US Secretary of State Condoleezza Rice has said the UN cannot "survive as a vital force" if it does not reform.
Ms Rice's comments were highly critical
Ms Rice told journalists in the US that everyone recognised that some things in the UN needed to be fixed.
She said John Bolton, a long-time critic of the UN and nominated as the next US ambassador to the body, would help update, reform and strengthen it.
Her comments come as the UN is embroiled in a scandal over corruption in its oil-for-food programme for Iraq.
It has also been dogged by accusations of sexual abuse committed by UN peacekeepers in Africa.
UN Secretary-General Kofi Annan has accepted that change is urgently needed, and has proposed a series of sweeping reforms.
'Not so great'
Speaking to the American Society of Newspaper Editors in Washington, Ms Rice said: "As important an institution as it is, one has to say that there are some things that are not so great about the United Nations right now.
"Everybody recognises that, and we've got to fix it.
"It is no secret to anyone that the United Nations cannot survive as a vital force in international politics if it does not reform."
Ms Rice said Mr Bolton, who has pledged to work to improve UN accountability and has complained of overlapping programmes and mandates, was needed to help update and reform the organisation.
Mr Bolton has said that the UN needs US leadership to get it back on track, and that it should focus more on human rights violations and international terrorism.
Ms Rice's remarks were one of the sharpest attacks to date on the UN by a senior member of the Bush administration, says the BBC's Michael Voss in New York.
Iraq made billions of dollars from illegal oil sales and bribes
Relations between Washington and Mr Annan have been strained since the UN Security Council failed to back the US-led war in Iraq, and more recently over revelations about corruption in the oil-for-food programme.

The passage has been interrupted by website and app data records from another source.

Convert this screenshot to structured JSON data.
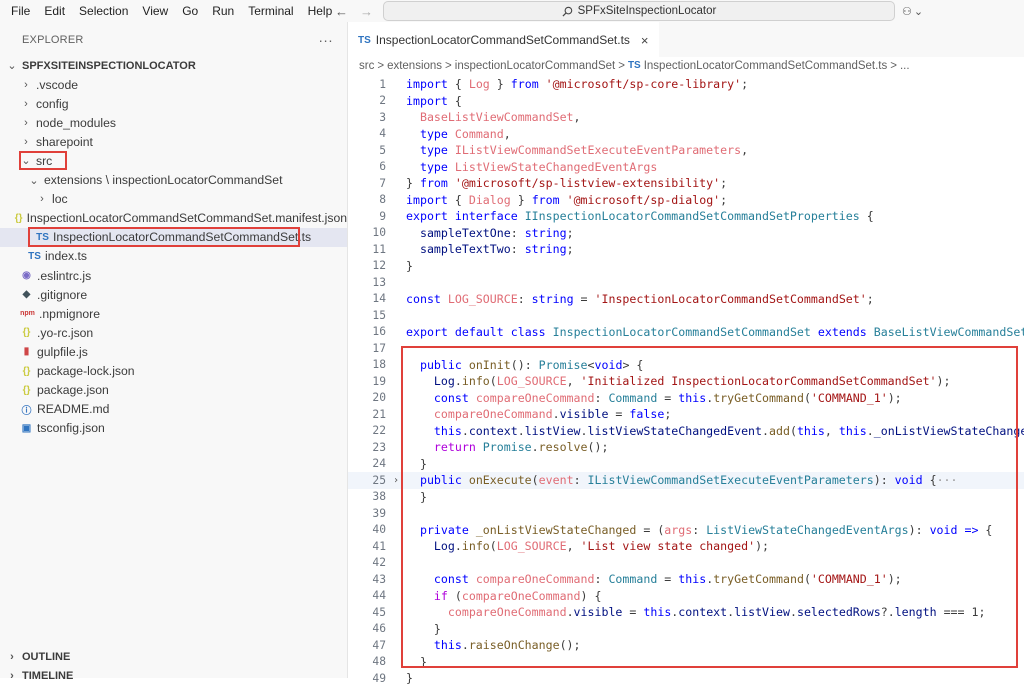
{
  "menu": [
    "File",
    "Edit",
    "Selection",
    "View",
    "Go",
    "Run",
    "Terminal",
    "Help"
  ],
  "search": {
    "text": "SPFxSiteInspectionLocator"
  },
  "explorer": {
    "title": "EXPLORER",
    "more": "···",
    "project": "SPFXSITEINSPECTIONLOCATOR",
    "items": [
      {
        "label": ".vscode",
        "type": "folder",
        "indent": 1,
        "open": false
      },
      {
        "label": "config",
        "type": "folder",
        "indent": 1,
        "open": false
      },
      {
        "label": "node_modules",
        "type": "folder",
        "indent": 1,
        "open": false
      },
      {
        "label": "sharepoint",
        "type": "folder",
        "indent": 1,
        "open": false
      },
      {
        "label": "src",
        "type": "folder",
        "indent": 1,
        "open": true
      },
      {
        "label": "extensions \\ inspectionLocatorCommandSet",
        "type": "folder",
        "indent": 2,
        "open": true
      },
      {
        "label": "loc",
        "type": "folder",
        "indent": 3,
        "open": false
      },
      {
        "label": "InspectionLocatorCommandSetCommandSet.manifest.json",
        "type": "json",
        "indent": 3
      },
      {
        "label": "InspectionLocatorCommandSetCommandSet.ts",
        "type": "ts",
        "indent": 3,
        "selected": true
      },
      {
        "label": "index.ts",
        "type": "ts",
        "indent": 2
      },
      {
        "label": ".eslintrc.js",
        "type": "eslint",
        "indent": 1
      },
      {
        "label": ".gitignore",
        "type": "git",
        "indent": 1
      },
      {
        "label": ".npmignore",
        "type": "npm",
        "indent": 1
      },
      {
        "label": ".yo-rc.json",
        "type": "json",
        "indent": 1
      },
      {
        "label": "gulpfile.js",
        "type": "gulp",
        "indent": 1
      },
      {
        "label": "package-lock.json",
        "type": "json",
        "indent": 1
      },
      {
        "label": "package.json",
        "type": "json",
        "indent": 1
      },
      {
        "label": "README.md",
        "type": "info",
        "indent": 1
      },
      {
        "label": "tsconfig.json",
        "type": "tsconfig",
        "indent": 1
      }
    ],
    "outline": "OUTLINE",
    "timeline": "TIMELINE"
  },
  "tab": {
    "badge": "TS",
    "label": "InspectionLocatorCommandSetCommandSet.ts",
    "close": "×"
  },
  "breadcrumbs": [
    "src",
    ">",
    "extensions",
    ">",
    "inspectionLocatorCommandSet",
    ">",
    "TS",
    "InspectionLocatorCommandSetCommandSet.ts",
    ">",
    "..."
  ],
  "code": [
    {
      "n": "1",
      "t": [
        [
          "kw",
          "import"
        ],
        [
          "p",
          " { "
        ],
        [
          "var",
          "Log"
        ],
        [
          "p",
          " } "
        ],
        [
          "kw",
          "from"
        ],
        [
          "p",
          " "
        ],
        [
          "str",
          "'@microsoft/sp-core-library'"
        ],
        [
          "p",
          ";"
        ]
      ]
    },
    {
      "n": "2",
      "t": [
        [
          "kw",
          "import"
        ],
        [
          "p",
          " {"
        ]
      ]
    },
    {
      "n": "3",
      "t": [
        [
          "p",
          "  "
        ],
        [
          "var",
          "BaseListViewCommandSet"
        ],
        [
          "p",
          ","
        ]
      ]
    },
    {
      "n": "4",
      "t": [
        [
          "p",
          "  "
        ],
        [
          "kw",
          "type"
        ],
        [
          "p",
          " "
        ],
        [
          "var",
          "Command"
        ],
        [
          "p",
          ","
        ]
      ]
    },
    {
      "n": "5",
      "t": [
        [
          "p",
          "  "
        ],
        [
          "kw",
          "type"
        ],
        [
          "p",
          " "
        ],
        [
          "var",
          "IListViewCommandSetExecuteEventParameters"
        ],
        [
          "p",
          ","
        ]
      ]
    },
    {
      "n": "6",
      "t": [
        [
          "p",
          "  "
        ],
        [
          "kw",
          "type"
        ],
        [
          "p",
          " "
        ],
        [
          "var",
          "ListViewStateChangedEventArgs"
        ]
      ]
    },
    {
      "n": "7",
      "t": [
        [
          "p",
          "} "
        ],
        [
          "kw",
          "from"
        ],
        [
          "p",
          " "
        ],
        [
          "str",
          "'@microsoft/sp-listview-extensibility'"
        ],
        [
          "p",
          ";"
        ]
      ]
    },
    {
      "n": "8",
      "t": [
        [
          "kw",
          "import"
        ],
        [
          "p",
          " { "
        ],
        [
          "var",
          "Dialog"
        ],
        [
          "p",
          " } "
        ],
        [
          "kw",
          "from"
        ],
        [
          "p",
          " "
        ],
        [
          "str",
          "'@microsoft/sp-dialog'"
        ],
        [
          "p",
          ";"
        ]
      ]
    },
    {
      "n": "9",
      "t": [
        [
          "kw",
          "export"
        ],
        [
          "p",
          " "
        ],
        [
          "kw",
          "interface"
        ],
        [
          "p",
          " "
        ],
        [
          "type",
          "IInspectionLocatorCommandSetCommandSetProperties"
        ],
        [
          "p",
          " {"
        ]
      ]
    },
    {
      "n": "10",
      "t": [
        [
          "p",
          "  "
        ],
        [
          "prop",
          "sampleTextOne"
        ],
        [
          "p",
          ": "
        ],
        [
          "kw",
          "string"
        ],
        [
          "p",
          ";"
        ]
      ]
    },
    {
      "n": "11",
      "t": [
        [
          "p",
          "  "
        ],
        [
          "prop",
          "sampleTextTwo"
        ],
        [
          "p",
          ": "
        ],
        [
          "kw",
          "string"
        ],
        [
          "p",
          ";"
        ]
      ]
    },
    {
      "n": "12",
      "t": [
        [
          "p",
          "}"
        ]
      ]
    },
    {
      "n": "13",
      "t": []
    },
    {
      "n": "14",
      "t": [
        [
          "kw",
          "const"
        ],
        [
          "p",
          " "
        ],
        [
          "var",
          "LOG_SOURCE"
        ],
        [
          "p",
          ": "
        ],
        [
          "kw",
          "string"
        ],
        [
          "p",
          " = "
        ],
        [
          "str",
          "'InspectionLocatorCommandSetCommandSet'"
        ],
        [
          "p",
          ";"
        ]
      ]
    },
    {
      "n": "15",
      "t": []
    },
    {
      "n": "16",
      "t": [
        [
          "kw",
          "export"
        ],
        [
          "p",
          " "
        ],
        [
          "kw",
          "default"
        ],
        [
          "p",
          " "
        ],
        [
          "kw",
          "class"
        ],
        [
          "p",
          " "
        ],
        [
          "type",
          "InspectionLocatorCommandSetCommandSet"
        ],
        [
          "p",
          " "
        ],
        [
          "kw",
          "extends"
        ],
        [
          "p",
          " "
        ],
        [
          "type",
          "BaseListViewCommandSet<II"
        ]
      ]
    },
    {
      "n": "17",
      "t": []
    },
    {
      "n": "18",
      "t": [
        [
          "p",
          "  "
        ],
        [
          "kw",
          "public"
        ],
        [
          "p",
          " "
        ],
        [
          "fn",
          "onInit"
        ],
        [
          "p",
          "(): "
        ],
        [
          "type",
          "Promise"
        ],
        [
          "p",
          "<"
        ],
        [
          "kw",
          "void"
        ],
        [
          "p",
          "> {"
        ]
      ]
    },
    {
      "n": "19",
      "t": [
        [
          "p",
          "    "
        ],
        [
          "prop",
          "Log"
        ],
        [
          "p",
          "."
        ],
        [
          "fn",
          "info"
        ],
        [
          "p",
          "("
        ],
        [
          "var",
          "LOG_SOURCE"
        ],
        [
          "p",
          ", "
        ],
        [
          "str",
          "'Initialized InspectionLocatorCommandSetCommandSet'"
        ],
        [
          "p",
          ");"
        ]
      ]
    },
    {
      "n": "20",
      "t": [
        [
          "p",
          "    "
        ],
        [
          "kw",
          "const"
        ],
        [
          "p",
          " "
        ],
        [
          "var",
          "compareOneCommand"
        ],
        [
          "p",
          ": "
        ],
        [
          "type",
          "Command"
        ],
        [
          "p",
          " = "
        ],
        [
          "kw",
          "this"
        ],
        [
          "p",
          "."
        ],
        [
          "fn",
          "tryGetCommand"
        ],
        [
          "p",
          "("
        ],
        [
          "str",
          "'COMMAND_1'"
        ],
        [
          "p",
          ");"
        ]
      ]
    },
    {
      "n": "21",
      "t": [
        [
          "p",
          "    "
        ],
        [
          "var",
          "compareOneCommand"
        ],
        [
          "p",
          "."
        ],
        [
          "prop",
          "visible"
        ],
        [
          "p",
          " = "
        ],
        [
          "kw",
          "false"
        ],
        [
          "p",
          ";"
        ]
      ]
    },
    {
      "n": "22",
      "t": [
        [
          "p",
          "    "
        ],
        [
          "kw",
          "this"
        ],
        [
          "p",
          "."
        ],
        [
          "prop",
          "context"
        ],
        [
          "p",
          "."
        ],
        [
          "prop",
          "listView"
        ],
        [
          "p",
          "."
        ],
        [
          "prop",
          "listViewStateChangedEvent"
        ],
        [
          "p",
          "."
        ],
        [
          "fn",
          "add"
        ],
        [
          "p",
          "("
        ],
        [
          "kw",
          "this"
        ],
        [
          "p",
          ", "
        ],
        [
          "kw",
          "this"
        ],
        [
          "p",
          "."
        ],
        [
          "prop",
          "_onListViewStateChanged"
        ],
        [
          "p",
          ");"
        ]
      ]
    },
    {
      "n": "23",
      "t": [
        [
          "p",
          "    "
        ],
        [
          "ctl",
          "return"
        ],
        [
          "p",
          " "
        ],
        [
          "type",
          "Promise"
        ],
        [
          "p",
          "."
        ],
        [
          "fn",
          "resolve"
        ],
        [
          "p",
          "();"
        ]
      ]
    },
    {
      "n": "24",
      "t": [
        [
          "p",
          "  }"
        ]
      ]
    },
    {
      "n": "25",
      "t": [
        [
          "p",
          "  "
        ],
        [
          "kw",
          "public"
        ],
        [
          "p",
          " "
        ],
        [
          "fn",
          "onExecute"
        ],
        [
          "p",
          "("
        ],
        [
          "var",
          "event"
        ],
        [
          "p",
          ": "
        ],
        [
          "type",
          "IListViewCommandSetExecuteEventParameters"
        ],
        [
          "p",
          "): "
        ],
        [
          "kw",
          "void"
        ],
        [
          "p",
          " {"
        ],
        [
          "dim",
          "···"
        ]
      ],
      "hl": true,
      "fold": "›"
    },
    {
      "n": "38",
      "t": [
        [
          "p",
          "  }"
        ]
      ]
    },
    {
      "n": "39",
      "t": []
    },
    {
      "n": "40",
      "t": [
        [
          "p",
          "  "
        ],
        [
          "kw",
          "private"
        ],
        [
          "p",
          " "
        ],
        [
          "fn",
          "_onListViewStateChanged"
        ],
        [
          "p",
          " = ("
        ],
        [
          "var",
          "args"
        ],
        [
          "p",
          ": "
        ],
        [
          "type",
          "ListViewStateChangedEventArgs"
        ],
        [
          "p",
          "): "
        ],
        [
          "kw",
          "void"
        ],
        [
          "p",
          " "
        ],
        [
          "kw",
          "=>"
        ],
        [
          "p",
          " {"
        ]
      ]
    },
    {
      "n": "41",
      "t": [
        [
          "p",
          "    "
        ],
        [
          "prop",
          "Log"
        ],
        [
          "p",
          "."
        ],
        [
          "fn",
          "info"
        ],
        [
          "p",
          "("
        ],
        [
          "var",
          "LOG_SOURCE"
        ],
        [
          "p",
          ", "
        ],
        [
          "str",
          "'List view state changed'"
        ],
        [
          "p",
          ");"
        ]
      ]
    },
    {
      "n": "42",
      "t": []
    },
    {
      "n": "43",
      "t": [
        [
          "p",
          "    "
        ],
        [
          "kw",
          "const"
        ],
        [
          "p",
          " "
        ],
        [
          "var",
          "compareOneCommand"
        ],
        [
          "p",
          ": "
        ],
        [
          "type",
          "Command"
        ],
        [
          "p",
          " = "
        ],
        [
          "kw",
          "this"
        ],
        [
          "p",
          "."
        ],
        [
          "fn",
          "tryGetCommand"
        ],
        [
          "p",
          "("
        ],
        [
          "str",
          "'COMMAND_1'"
        ],
        [
          "p",
          ");"
        ]
      ]
    },
    {
      "n": "44",
      "t": [
        [
          "p",
          "    "
        ],
        [
          "ctl",
          "if"
        ],
        [
          "p",
          " ("
        ],
        [
          "var",
          "compareOneCommand"
        ],
        [
          "p",
          ") {"
        ]
      ]
    },
    {
      "n": "45",
      "t": [
        [
          "p",
          "      "
        ],
        [
          "var",
          "compareOneCommand"
        ],
        [
          "p",
          "."
        ],
        [
          "prop",
          "visible"
        ],
        [
          "p",
          " = "
        ],
        [
          "kw",
          "this"
        ],
        [
          "p",
          "."
        ],
        [
          "prop",
          "context"
        ],
        [
          "p",
          "."
        ],
        [
          "prop",
          "listView"
        ],
        [
          "p",
          "."
        ],
        [
          "prop",
          "selectedRows"
        ],
        [
          "p",
          "?."
        ],
        [
          "prop",
          "length"
        ],
        [
          "p",
          " === "
        ],
        [
          "p",
          "1;"
        ]
      ]
    },
    {
      "n": "46",
      "t": [
        [
          "p",
          "    }"
        ]
      ]
    },
    {
      "n": "47",
      "t": [
        [
          "p",
          "    "
        ],
        [
          "kw",
          "this"
        ],
        [
          "p",
          "."
        ],
        [
          "fn",
          "raiseOnChange"
        ],
        [
          "p",
          "();"
        ]
      ]
    },
    {
      "n": "48",
      "t": [
        [
          "p",
          "  }"
        ]
      ]
    },
    {
      "n": "49",
      "t": [
        [
          "p",
          "}"
        ]
      ]
    }
  ]
}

The $60bn (£32bn) programme allowed Saddam Hussein's Iraq to sell oil in order to buy civilian goods and ease the impact of UN sanctions imposed after Iraq's 1990 invasion of Kuwait.
US Senate investigators have alleged that the Iraqi regime received some $4bn (£2.13bn) in illegal payments from oil companies involved in the programme.
Another $14bn (£7.5bn) allegedly came from "sanctions-busting" - the illegal sale of oil to neighbouring states such as Jordan and Turkey.
Tensions were further heightened on Friday after the secretary-general suggested that the US and Britain may have closed their eyes to the oil smuggling.
Washington and London both deny any impropriety.